● Data excerpts:

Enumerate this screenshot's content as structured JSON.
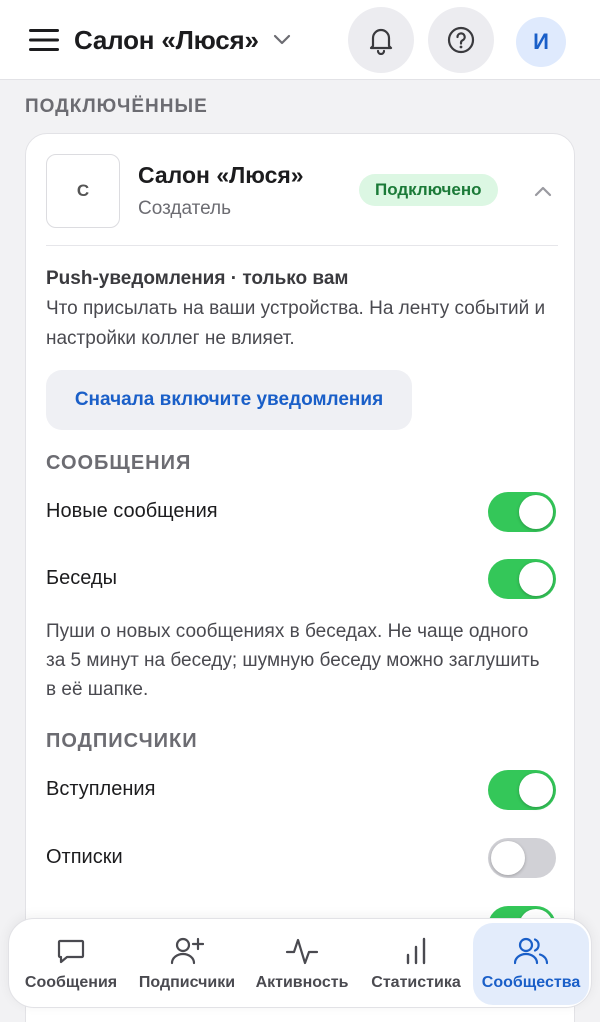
{
  "header": {
    "title": "Салон «Люся»",
    "avatar_letter": "И"
  },
  "section_label": "ПОДКЛЮЧЁННЫЕ",
  "community": {
    "logo_letter": "С",
    "name": "Салон «Люся»",
    "role": "Создатель",
    "status": "Подключено"
  },
  "push": {
    "title": "Push-уведомления · только вам",
    "description": "Что присылать на ваши устройства. На ленту событий и настройки коллег не влияет.",
    "enable_button": "Сначала включите уведомления"
  },
  "groups": {
    "messages": {
      "label": "СООБЩЕНИЯ",
      "items": [
        {
          "label": "Новые сообщения",
          "on": true
        },
        {
          "label": "Беседы",
          "on": true
        }
      ],
      "note": "Пуши о новых сообщениях в беседах. Не чаще одного за 5 минут на беседу; шумную беседу можно заглушить в её шапке."
    },
    "subscribers": {
      "label": "ПОДПИСЧИКИ",
      "items": [
        {
          "label": "Вступления",
          "on": true
        },
        {
          "label": "Отписки",
          "on": false
        }
      ]
    }
  },
  "tabs": [
    {
      "label": "Сообщения",
      "icon": "chat-bubble-icon",
      "active": false
    },
    {
      "label": "Подписчики",
      "icon": "user-plus-icon",
      "active": false
    },
    {
      "label": "Активность",
      "icon": "activity-pulse-icon",
      "active": false
    },
    {
      "label": "Статистика",
      "icon": "bar-chart-icon",
      "active": false
    },
    {
      "label": "Сообщества",
      "icon": "users-group-icon",
      "active": true
    }
  ],
  "colors": {
    "accent": "#1a5fc8",
    "toggle_on": "#34c759",
    "toggle_off": "#d1d1d6",
    "badge_bg": "#dcf7e3",
    "badge_text": "#1b7a38"
  }
}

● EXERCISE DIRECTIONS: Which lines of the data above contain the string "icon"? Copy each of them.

● PROBLEM SOLUTION:
      "icon": "chat-bubble-icon",
      "icon": "user-plus-icon",
      "icon": "activity-pulse-icon",
      "icon": "bar-chart-icon",
      "icon": "users-group-icon",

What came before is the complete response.